-- MATERIAL SHOWN follows --
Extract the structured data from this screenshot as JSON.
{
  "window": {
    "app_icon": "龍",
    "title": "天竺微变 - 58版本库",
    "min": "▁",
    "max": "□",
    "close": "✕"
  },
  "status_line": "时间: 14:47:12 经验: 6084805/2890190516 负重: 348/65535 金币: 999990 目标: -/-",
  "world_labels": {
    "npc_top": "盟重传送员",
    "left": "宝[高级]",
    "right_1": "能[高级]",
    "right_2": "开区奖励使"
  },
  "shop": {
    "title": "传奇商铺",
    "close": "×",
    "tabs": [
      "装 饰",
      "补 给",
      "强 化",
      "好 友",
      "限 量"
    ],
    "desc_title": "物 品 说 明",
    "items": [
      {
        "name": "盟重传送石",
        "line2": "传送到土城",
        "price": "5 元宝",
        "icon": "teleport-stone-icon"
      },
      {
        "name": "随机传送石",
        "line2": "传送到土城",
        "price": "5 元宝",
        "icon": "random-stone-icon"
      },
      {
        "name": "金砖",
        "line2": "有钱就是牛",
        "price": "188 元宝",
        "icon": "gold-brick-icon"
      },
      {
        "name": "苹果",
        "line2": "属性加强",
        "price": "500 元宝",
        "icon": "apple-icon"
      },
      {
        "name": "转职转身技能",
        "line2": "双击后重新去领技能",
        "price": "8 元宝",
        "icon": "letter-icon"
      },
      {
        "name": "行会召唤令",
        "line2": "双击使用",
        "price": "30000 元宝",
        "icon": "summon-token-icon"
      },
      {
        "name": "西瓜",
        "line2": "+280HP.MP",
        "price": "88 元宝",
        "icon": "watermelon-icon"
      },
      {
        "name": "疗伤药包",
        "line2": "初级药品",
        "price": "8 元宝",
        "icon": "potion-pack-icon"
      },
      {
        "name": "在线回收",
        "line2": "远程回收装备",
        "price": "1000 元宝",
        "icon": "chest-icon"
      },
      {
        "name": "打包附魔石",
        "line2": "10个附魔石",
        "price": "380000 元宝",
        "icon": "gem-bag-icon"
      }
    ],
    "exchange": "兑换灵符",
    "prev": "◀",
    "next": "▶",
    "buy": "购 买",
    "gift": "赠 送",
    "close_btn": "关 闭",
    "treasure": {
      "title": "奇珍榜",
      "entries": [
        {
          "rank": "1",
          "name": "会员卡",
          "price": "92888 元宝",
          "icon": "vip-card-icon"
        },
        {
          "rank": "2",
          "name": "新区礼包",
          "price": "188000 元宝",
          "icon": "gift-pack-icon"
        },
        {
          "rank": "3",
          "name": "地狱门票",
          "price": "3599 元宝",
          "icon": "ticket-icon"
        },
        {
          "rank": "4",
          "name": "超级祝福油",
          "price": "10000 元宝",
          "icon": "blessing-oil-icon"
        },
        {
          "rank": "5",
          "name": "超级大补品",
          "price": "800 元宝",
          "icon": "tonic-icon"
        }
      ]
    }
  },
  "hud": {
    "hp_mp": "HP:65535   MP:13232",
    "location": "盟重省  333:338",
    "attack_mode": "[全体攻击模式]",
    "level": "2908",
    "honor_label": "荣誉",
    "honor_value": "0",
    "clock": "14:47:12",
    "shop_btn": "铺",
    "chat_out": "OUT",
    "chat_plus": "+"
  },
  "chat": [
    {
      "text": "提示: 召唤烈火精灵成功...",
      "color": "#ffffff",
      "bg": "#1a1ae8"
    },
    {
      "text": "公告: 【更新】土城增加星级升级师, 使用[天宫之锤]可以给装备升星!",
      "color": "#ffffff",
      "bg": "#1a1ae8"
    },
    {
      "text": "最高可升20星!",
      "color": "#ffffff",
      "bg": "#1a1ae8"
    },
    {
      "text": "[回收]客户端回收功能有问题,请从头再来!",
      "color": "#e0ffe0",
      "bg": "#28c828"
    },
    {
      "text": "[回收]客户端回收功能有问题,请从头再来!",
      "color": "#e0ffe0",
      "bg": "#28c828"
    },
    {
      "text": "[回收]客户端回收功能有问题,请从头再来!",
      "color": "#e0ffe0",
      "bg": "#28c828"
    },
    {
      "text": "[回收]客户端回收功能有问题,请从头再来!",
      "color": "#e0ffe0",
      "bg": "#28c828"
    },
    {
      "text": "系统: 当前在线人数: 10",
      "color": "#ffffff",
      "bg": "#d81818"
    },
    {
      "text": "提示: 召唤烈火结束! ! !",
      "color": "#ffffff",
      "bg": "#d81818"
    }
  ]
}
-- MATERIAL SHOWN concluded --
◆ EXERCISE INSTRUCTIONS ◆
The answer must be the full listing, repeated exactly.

◆ ANSWER AREA ◆
Extract the structured data from this screenshot as JSON.
{
  "window": {
    "app_icon": "龍",
    "title": "天竺微变 - 58版本库",
    "min": "▁",
    "max": "□",
    "close": "✕"
  },
  "status_line": "时间: 14:47:12 经验: 6084805/2890190516 负重: 348/65535 金币: 999990 目标: -/-",
  "world_labels": {
    "npc_top": "盟重传送员",
    "left": "宝[高级]",
    "right_1": "能[高级]",
    "right_2": "开区奖励使"
  },
  "shop": {
    "title": "传奇商铺",
    "close": "×",
    "tabs": [
      "装 饰",
      "补 给",
      "强 化",
      "好 友",
      "限 量"
    ],
    "desc_title": "物 品 说 明",
    "items": [
      {
        "name": "盟重传送石",
        "line2": "传送到土城",
        "price": "5 元宝",
        "icon": "teleport-stone-icon"
      },
      {
        "name": "随机传送石",
        "line2": "传送到土城",
        "price": "5 元宝",
        "icon": "random-stone-icon"
      },
      {
        "name": "金砖",
        "line2": "有钱就是牛",
        "price": "188 元宝",
        "icon": "gold-brick-icon"
      },
      {
        "name": "苹果",
        "line2": "属性加强",
        "price": "500 元宝",
        "icon": "apple-icon"
      },
      {
        "name": "转职转身技能",
        "line2": "双击后重新去领技能",
        "price": "8 元宝",
        "icon": "letter-icon"
      },
      {
        "name": "行会召唤令",
        "line2": "双击使用",
        "price": "30000 元宝",
        "icon": "summon-token-icon"
      },
      {
        "name": "西瓜",
        "line2": "+280HP.MP",
        "price": "88 元宝",
        "icon": "watermelon-icon"
      },
      {
        "name": "疗伤药包",
        "line2": "初级药品",
        "price": "8 元宝",
        "icon": "potion-pack-icon"
      },
      {
        "name": "在线回收",
        "line2": "远程回收装备",
        "price": "1000 元宝",
        "icon": "chest-icon"
      },
      {
        "name": "打包附魔石",
        "line2": "10个附魔石",
        "price": "380000 元宝",
        "icon": "gem-bag-icon"
      }
    ],
    "exchange": "兑换灵符",
    "prev": "◀",
    "next": "▶",
    "buy": "购 买",
    "gift": "赠 送",
    "close_btn": "关 闭",
    "treasure": {
      "title": "奇珍榜",
      "entries": [
        {
          "rank": "1",
          "name": "会员卡",
          "price": "92888 元宝",
          "icon": "vip-card-icon"
        },
        {
          "rank": "2",
          "name": "新区礼包",
          "price": "188000 元宝",
          "icon": "gift-pack-icon"
        },
        {
          "rank": "3",
          "name": "地狱门票",
          "price": "3599 元宝",
          "icon": "ticket-icon"
        },
        {
          "rank": "4",
          "name": "超级祝福油",
          "price": "10000 元宝",
          "icon": "blessing-oil-icon"
        },
        {
          "rank": "5",
          "name": "超级大补品",
          "price": "800 元宝",
          "icon": "tonic-icon"
        }
      ]
    }
  },
  "hud": {
    "hp_mp": "HP:65535   MP:13232",
    "location": "盟重省  333:338",
    "attack_mode": "[全体攻击模式]",
    "level": "2908",
    "honor_label": "荣誉",
    "honor_value": "0",
    "clock": "14:47:12",
    "shop_btn": "铺",
    "chat_out": "OUT",
    "chat_plus": "+"
  },
  "chat": [
    {
      "text": "提示: 召唤烈火精灵成功...",
      "color": "#ffffff",
      "bg": "#1a1ae8"
    },
    {
      "text": "公告: 【更新】土城增加星级升级师, 使用[天宫之锤]可以给装备升星!",
      "color": "#ffffff",
      "bg": "#1a1ae8"
    },
    {
      "text": "最高可升20星!",
      "color": "#ffffff",
      "bg": "#1a1ae8"
    },
    {
      "text": "[回收]客户端回收功能有问题,请从头再来!",
      "color": "#e0ffe0",
      "bg": "#28c828"
    },
    {
      "text": "[回收]客户端回收功能有问题,请从头再来!",
      "color": "#e0ffe0",
      "bg": "#28c828"
    },
    {
      "text": "[回收]客户端回收功能有问题,请从头再来!",
      "color": "#e0ffe0",
      "bg": "#28c828"
    },
    {
      "text": "[回收]客户端回收功能有问题,请从头再来!",
      "color": "#e0ffe0",
      "bg": "#28c828"
    },
    {
      "text": "系统: 当前在线人数: 10",
      "color": "#ffffff",
      "bg": "#d81818"
    },
    {
      "text": "提示: 召唤烈火结束! ! !",
      "color": "#ffffff",
      "bg": "#d81818"
    }
  ]
}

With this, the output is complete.